Review: Footloose * * *
(12A, general release)
It's pretty hard to think of a film more quintessentially 80s than Herbert Ross's Footloose, a frothy musical drama that was made a hit by insistent teens (mainly female) rather than critical acclaim. In it, a fresh-faced Kevin Bacon played Ren McCormack, a big-city teenager who sets the cat among the pigeons when he moves to live with his aunt and uncle in a bible-belt town where dancing has been expressly prohibited.
In this remake, funnily enough, exactly the same thing happens! So note for note is Craig Brewer's film, in fact, that one could be forgiven for wondering what the point of it all is. But at least it's pretty well made in the main, and tolerably entertaining.
Dancer Kenny Wormald is Ren McCormack, who is sent to Bomont, Tennessee, to live with his aunt and uncle after his mother's death from cancer.
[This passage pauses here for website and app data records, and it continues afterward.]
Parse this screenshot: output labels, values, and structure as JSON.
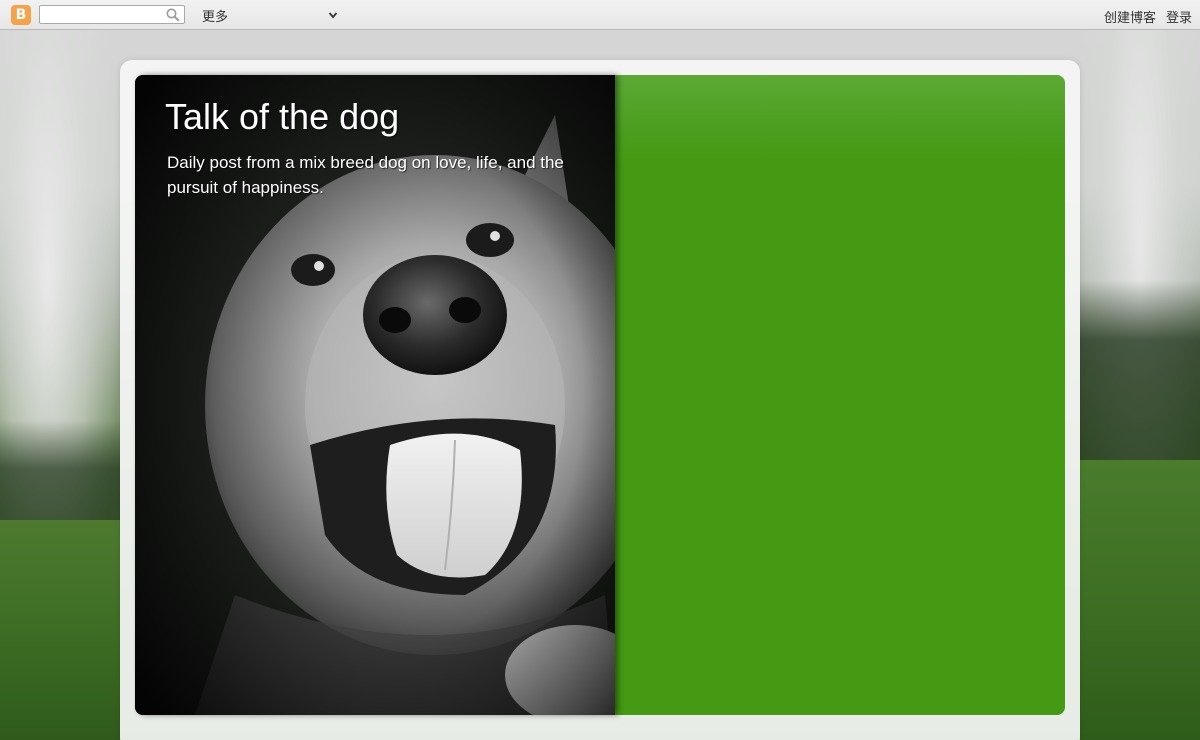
{
  "navbar": {
    "logo_letter": "B",
    "search": {
      "value": "",
      "placeholder": ""
    },
    "more_label": "更多",
    "create_blog_label": "创建博客",
    "sign_in_label": "登录"
  },
  "header": {
    "title": "Talk of the dog",
    "description": "Daily post from a mix breed dog on love, life, and the pursuit of happiness."
  },
  "colors": {
    "header_green": "#449a12",
    "blogger_orange": "#f4a34a"
  },
  "icons": {
    "logo": "blogger-icon",
    "search": "search-icon",
    "dropdown": "chevron-down-icon"
  }
}
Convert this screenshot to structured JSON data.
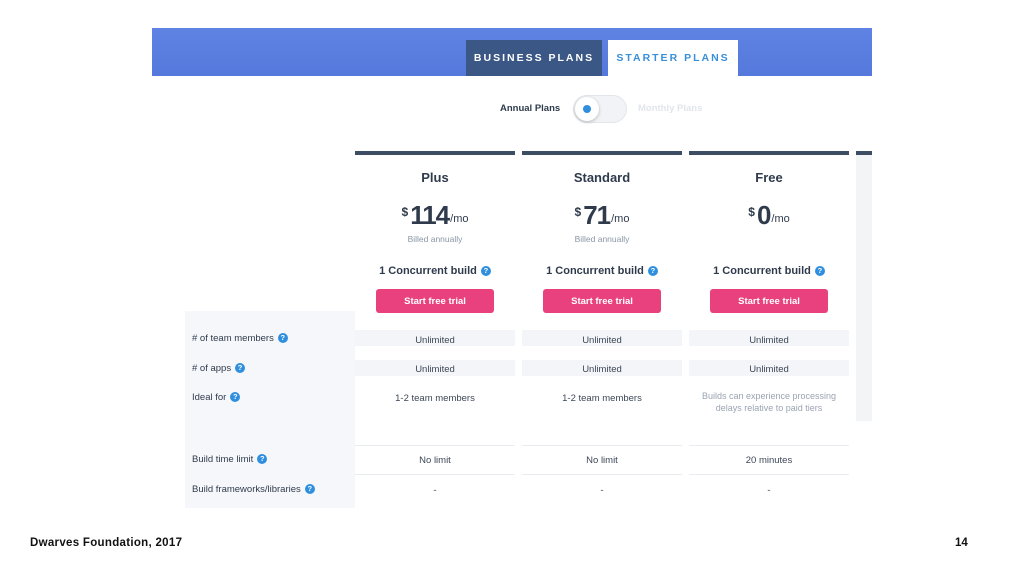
{
  "tabs": {
    "business": "BUSINESS PLANS",
    "starter": "STARTER PLANS"
  },
  "billing_toggle": {
    "annual_label": "Annual Plans",
    "monthly_label": "Monthly Plans",
    "selected": "annual"
  },
  "row_labels": [
    "# of team members",
    "# of apps",
    "Ideal for",
    "Build time limit",
    "Build frameworks/libraries"
  ],
  "help_icon_glyph": "?",
  "plans": [
    {
      "name": "Plus",
      "currency": "$",
      "price": "114",
      "unit": "/mo",
      "billed": "Billed annually",
      "concurrent": "1 Concurrent build",
      "cta": "Start free trial",
      "cells": [
        "Unlimited",
        "Unlimited",
        "1-2 team members",
        "No limit",
        "-"
      ]
    },
    {
      "name": "Standard",
      "currency": "$",
      "price": "71",
      "unit": "/mo",
      "billed": "Billed annually",
      "concurrent": "1 Concurrent build",
      "cta": "Start free trial",
      "cells": [
        "Unlimited",
        "Unlimited",
        "1-2 team members",
        "No limit",
        "-"
      ]
    },
    {
      "name": "Free",
      "currency": "$",
      "price": "0",
      "unit": "/mo",
      "billed": "",
      "concurrent": "1 Concurrent build",
      "cta": "Start free trial",
      "cells": [
        "Unlimited",
        "Unlimited",
        "Builds can experience processing delays relative to paid tiers",
        "20 minutes",
        "-"
      ]
    }
  ],
  "footer": {
    "left": "Dwarves Foundation, 2017",
    "page_number": "14"
  },
  "colors": {
    "header_blue": "#5b7fe0",
    "business_tab": "#3b5785",
    "accent_blue": "#2f8fde",
    "cta_pink": "#e8417e",
    "column_top": "#3d4d63"
  }
}
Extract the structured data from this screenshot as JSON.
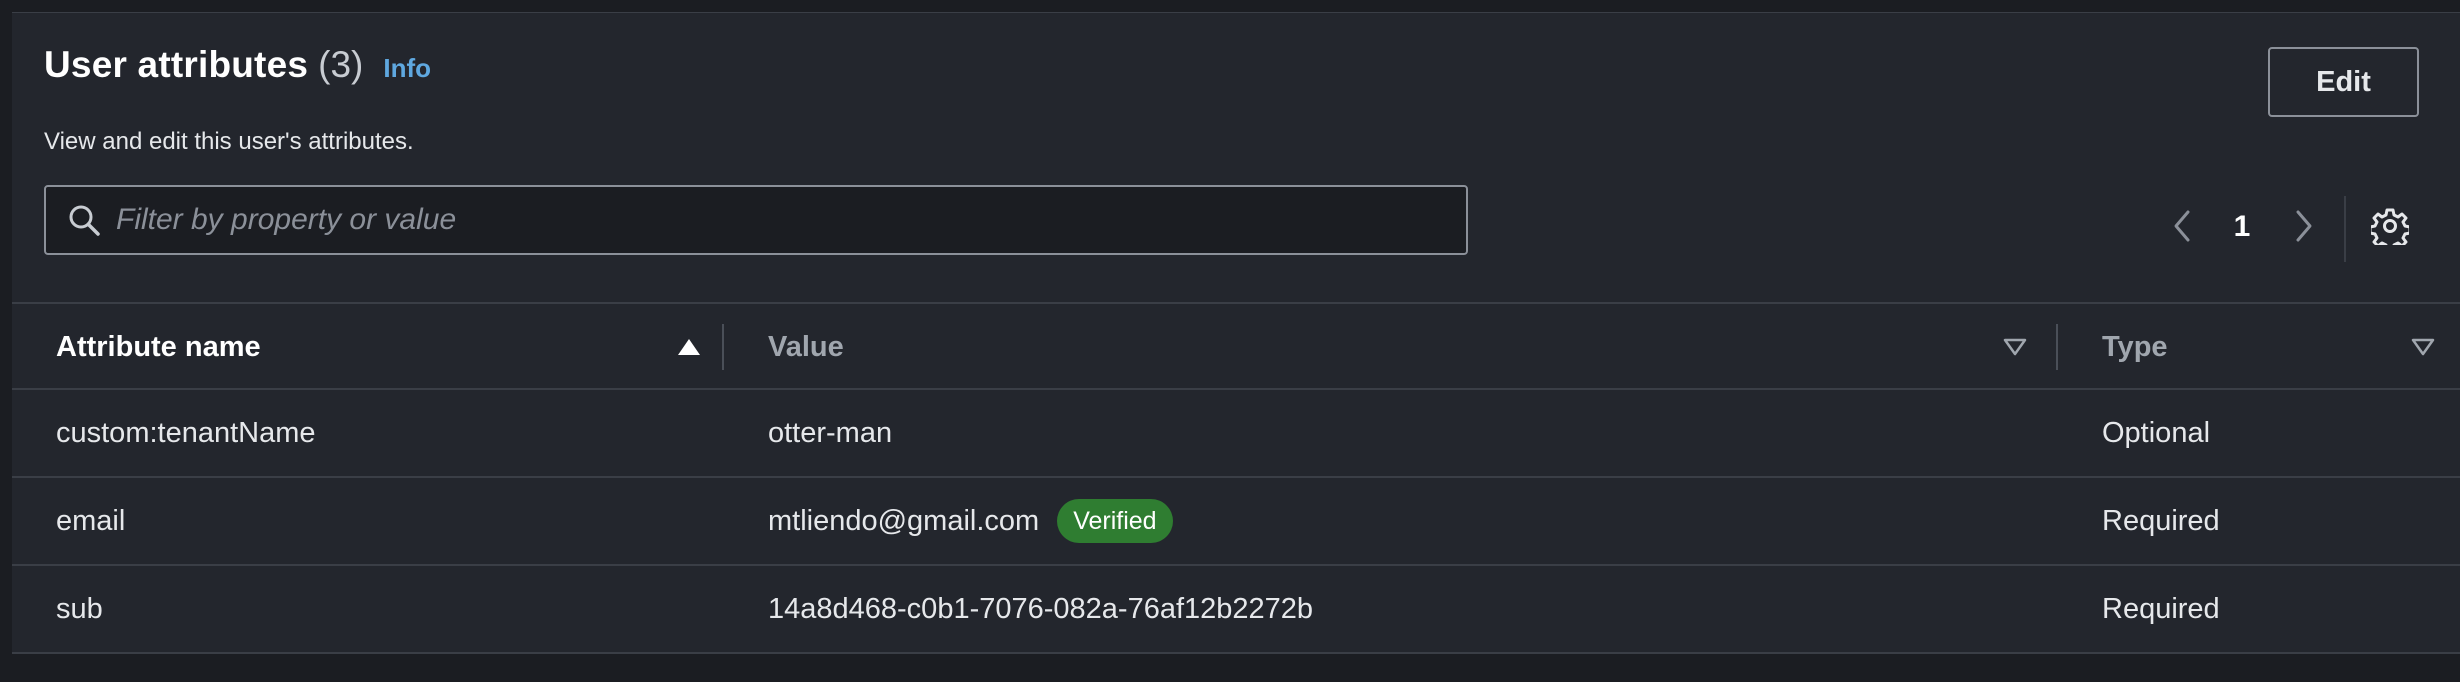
{
  "header": {
    "title": "User attributes",
    "count": "(3)",
    "info_label": "Info",
    "subtitle": "View and edit this user's attributes.",
    "edit_label": "Edit"
  },
  "search": {
    "placeholder": "Filter by property or value",
    "value": ""
  },
  "pagination": {
    "current_page": "1"
  },
  "table": {
    "columns": [
      "Attribute name",
      "Value",
      "Type"
    ],
    "rows": [
      {
        "name": "custom:tenantName",
        "value": "otter-man",
        "badge": "",
        "type": "Optional"
      },
      {
        "name": "email",
        "value": "mtliendo@gmail.com",
        "badge": "Verified",
        "type": "Required"
      },
      {
        "name": "sub",
        "value": "14a8d468-c0b1-7076-082a-76af12b2272b",
        "badge": "",
        "type": "Required"
      }
    ]
  },
  "icons": {
    "search": "search-icon",
    "prev": "chevron-left-icon",
    "next": "chevron-right-icon",
    "settings": "gear-icon",
    "sort_active": "sort-ascending-icon",
    "sort_inactive": "sort-indicator-icon"
  },
  "colors": {
    "background": "#1b1d22",
    "panel": "#23262d",
    "link": "#5fa8e0",
    "badge_success": "#2f7d31"
  }
}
Ren, understandably, is a troubled young man, but his love of fast cars and loud music soon lands him in trouble with the local law, who disapprove of music, dancing, and fun of any kind.
Three years previously, a group of teenagers were killed in a car crash on their way home from a dance. Among them was the Reverend Shaw Moore's son, and he has led a campaign to protect Bomont's teens by smothering their wilder instincts.
The reverend's daughter, Ariel (Julianne Hough), has rebelled, and when she and Ren become attracted to one another, the newcomer gets the blame.
There are some enjoyable dance routines once things get going, and Brewer's film ticks along at a decent pace.
Dennis Quaid is well cast as the censorious but well-meaning reverend, and Andie MacDowell is drippy as ever as his watery wife.
Kenny Wormald and Julianne Hough are both impressive dancers, but their supposed passion is unconvincing, and Miles Teller steals the show as Ren's awkward southern buddy, Willard.
Day & Night